Dan Gardner writes in Chapter 3 of his book Future Babble: “Overconfidence is a universal human trait closely related to an equally widespread phenomenon known as ‘optimism bias’.”
This overconfidence often leads us to assess our risks poorly. We all know about the captain of the Titanic who must have been extremely optimistic before that dreaded voyage. He probably thought: “Sure there are icebergs in the North Atlantic but I’ve never hit one in thirty years at sea. Of course I won’t hit one. Isn’t that why I was chosen to captain the greatest ship ever built? Isn’t this the reason why they honour me on this, my final voyage before my retirement?”
His overconfidence and optimism surely would have caused him to assess that Iceberg Risk before leaving on the voyage lower that it probably should have been.
Gardner also explains:
“Ask smokers about the risk of getting lung cancer from smoking and they’ll say it’s high. But their risk? Not so high. Starting a business? Most fail, but mine won’t. Getting married? Other people should have a prenuptial agreement. But not me, my love is forever.”

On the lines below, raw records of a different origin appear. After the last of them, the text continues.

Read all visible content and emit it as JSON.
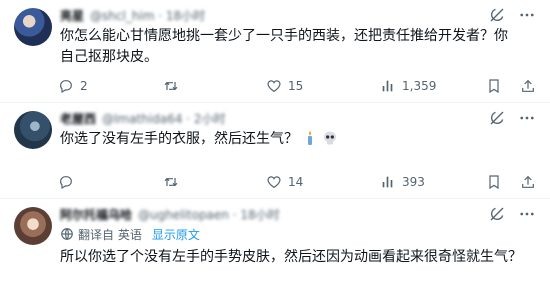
{
  "posts": [
    {
      "name": "亮星",
      "handle": "@shcl_him · 18小时",
      "text": "你怎么能心甘情愿地挑一套少了一只手的西装，还把责任推给开发者？你自己抠那块皮。",
      "stats": {
        "replies": "2",
        "retweets": "",
        "likes": "15",
        "views": "1,359"
      }
    },
    {
      "name": "老屋西",
      "handle": "@Imathida64 · 2小时",
      "text": "你选了没有左手的衣服，然后还生气？",
      "stats": {
        "replies": "",
        "retweets": "",
        "likes": "14",
        "views": "393"
      }
    },
    {
      "name": "阿尔托福乌哈",
      "handle": "@ughelitopaen · 18小时",
      "translation": {
        "label": "翻译自 英语",
        "show_original": "显示原文"
      },
      "text": "所以你选了个没有左手的手势皮肤，然后还因为动画看起来很奇怪就生气？"
    }
  ],
  "icons": {
    "more": "more-horizontal-icon",
    "grok": "grok-icon",
    "reply": "reply-icon",
    "retweet": "retweet-icon",
    "like": "heart-icon",
    "views": "bar-chart-icon",
    "bookmark": "bookmark-icon",
    "share": "share-icon",
    "translate": "globe-icon",
    "emoji1": "candle-emoji",
    "emoji2": "skull-emoji"
  },
  "colors": {
    "text": "#0f1419",
    "muted": "#536471",
    "link": "#1d9bf0",
    "divider": "#eff3f4"
  }
}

So don’t let your bias and overconfidence affect the way you assess your risks.